The state of the environment is a source of significant conversation. For businesses, it’s becoming increasingly clear that consumers expect them to join in this conversation and take active steps to reduce their operational footprints. One area that companies commonly turn to is their printing. As more businesses realize the real environmental impact of ink cartridges, they’re looking for ways to reduce their consumption and make the most of the supplies that already exist.
New ink and toner cartridges are costly from both financial and environmental perspectives. Read on to learn why and how companies can reduce their environmental impact by managing their cartridges intelligently.
The State of Discard: Cartridges
Despite the rise of digital tools, printing remains an essential business activity. The EPA estimates that the average office worker in the United States prints around 10,000 pages per year. That translates to some 375 million empty toner and ink cartridges – the vast majority of which wind up in a landfill.
Over the past decade, remanufactured and refurbished ink cartridges have steadily become more popular. Some printer manufacturers now offer recycling programs to encourage consumers to recycle these items rather than purchasing new every time. For example, HP estimates that it has reclaimed some 199 million pounds of plastic from used cartridges.

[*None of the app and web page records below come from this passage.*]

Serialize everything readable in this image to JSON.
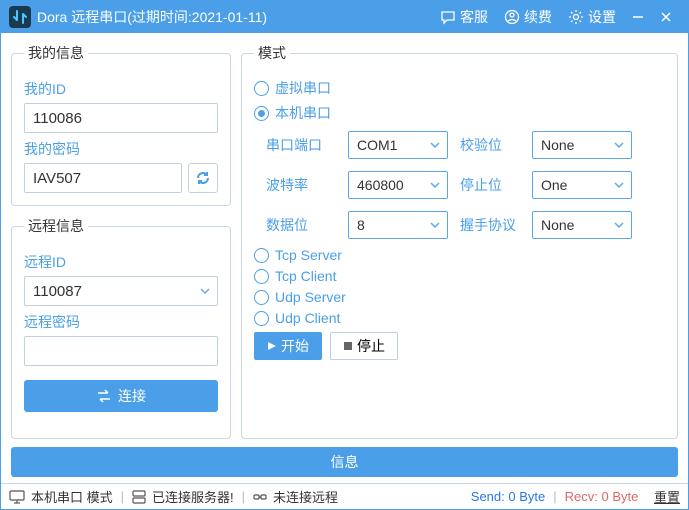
{
  "titlebar": {
    "title": "Dora 远程串口(过期时间:2021-01-11)",
    "support_label": "客服",
    "renew_label": "续费",
    "settings_label": "设置"
  },
  "myinfo": {
    "legend": "我的信息",
    "id_label": "我的ID",
    "id_value": "110086",
    "pwd_label": "我的密码",
    "pwd_value": "IAV507"
  },
  "remote": {
    "legend": "远程信息",
    "id_label": "远程ID",
    "id_value": "110087",
    "pwd_label": "远程密码",
    "pwd_value": "",
    "connect_label": "连接"
  },
  "mode": {
    "legend": "模式",
    "options": {
      "virtual": "虚拟串口",
      "local": "本机串口",
      "tcp_server": "Tcp Server",
      "tcp_client": "Tcp Client",
      "udp_server": "Udp Server",
      "udp_client": "Udp Client"
    },
    "labels": {
      "port": "串口端口",
      "baud": "波特率",
      "databits": "数据位",
      "parity": "校验位",
      "stopbits": "停止位",
      "handshake": "握手协议"
    },
    "values": {
      "port": "COM1",
      "baud": "460800",
      "databits": "8",
      "parity": "None",
      "stopbits": "One",
      "handshake": "None"
    },
    "start_label": "开始",
    "stop_label": "停止"
  },
  "info_button": "信息",
  "status": {
    "mode": "本机串口 模式",
    "server": "已连接服务器!",
    "remote": "未连接远程",
    "send_label": "Send:",
    "send_value": "0 Byte",
    "recv_label": "Recv:",
    "recv_value": "0 Byte",
    "reset": "重置"
  }
}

Nonetheless, this is a drop in the proverbial bucket. Enough cartridges still make it to the landfill that the EPA considers cartridges a significant contributor to the ongoing e-waste crisis. Lexmark estimates that only 30 percent of all cartridges produced are ever recycled. That’s a problem. Here’s why.
What Goes into Cartridge Creation?
The inside of a printer is an extreme environment. Paper and machinery are subject to the immense heat, pressure, and chemicals needed to print documents. Additionally, many office printers run continuously to maintain the steady stream of documents that businesses need to function.
It should be no surprise that cartridges are designed to withstand these rigors. The average cartridge is composed of hard plastics and steel that’s fortified with heavy metals like molybdenum and tungsten. Additionally, toner frequently includes chemicals that – while not officially toxic – are shown to be hazardous once they escape the cartridge into the soil. The EPA considers toner cartridges to be a form of hazardous waste. Legally, they can’t be thrown into the municipal trash collection in most places.
Creating such a robust piece of hardware puts about 10.5 pounds of carbon dioxide into the atmosphere and results in an item that takes between 450 and 1,000 years to break down. In other words, every single cartridge that has ever been created since the first office printer hit the market in the 1950s still exists – somewhere. However, there’s a silver lining in this situation: because they’re so durable, they can be recycled several times.
How to Reduce, Reuse, and Recycle Cartridges
The environmental impact of ink cartridges is tremendous. Fortunately, recycling cartridges not only mitigate a company’s carbon footprint but is often a cost-effective choice. Reducing reliance on freshly manufactured cartridges is a low disruption, high-impact way to inspire a greener office. Here’s how.
1. Transition to Electronic Documents
The best way to reduce the impact of a company’s print environment is to reduce the company’s reliance on its printers. Transitioning to electronic documents has many advantages, including an overall acceleration of company processes.
2. Choose Remanufactured and Secondhand Cartridges
The durable nature of cartridges means that they can typically be repaired, refilled, and resold – often at prices less than what manufacturers are prepared to offer. These cartridges perform at the same levels of quality as OEM cartridges and are tested extensively.
In addition, many companies collect unused or excess inventory – cartridges that were purchased but never needed. Buying these cartridges instead can save money and offset the production of cartridges by utilizing what already exists.
3. Sell Unused, or Unneeded Cartridges
When the difference between two cartridge models is a number, it’s easy to purchase the wrong thing accidentally. Likewise, the price of cartridges often inspires offices to stock up during sales – but that may lead to inventory that is never used.
In addition to freeing up office space and recovering funds, selling these unused cartridges is another way to help offset the environmental impact of ink cartridge production. Got a surplus of ink cartridges? Recycle them for cash. Put them back into the circular economy of cartridges for someone else to use.
Imaging Warehouse Helps Businesses Reduce Their Carbon Footprint
The environmental impact of ink cartridges is immense, but there are many ways to reduce that footprint. The motto “reduce reuse, recycle” holds true for cartridges as much as it does in other areas. Consider reducing the office’s use of the printers, reusing cartridges when possible, and recycling empty or unneeded supplies. These are low-disruption, high-impact strategies that can make every office greener.
Imaging Warehouse specializes in creating a circular economy of ink and toner cartridges. Looking for a model? Contact us – we carry all OEM brands and models.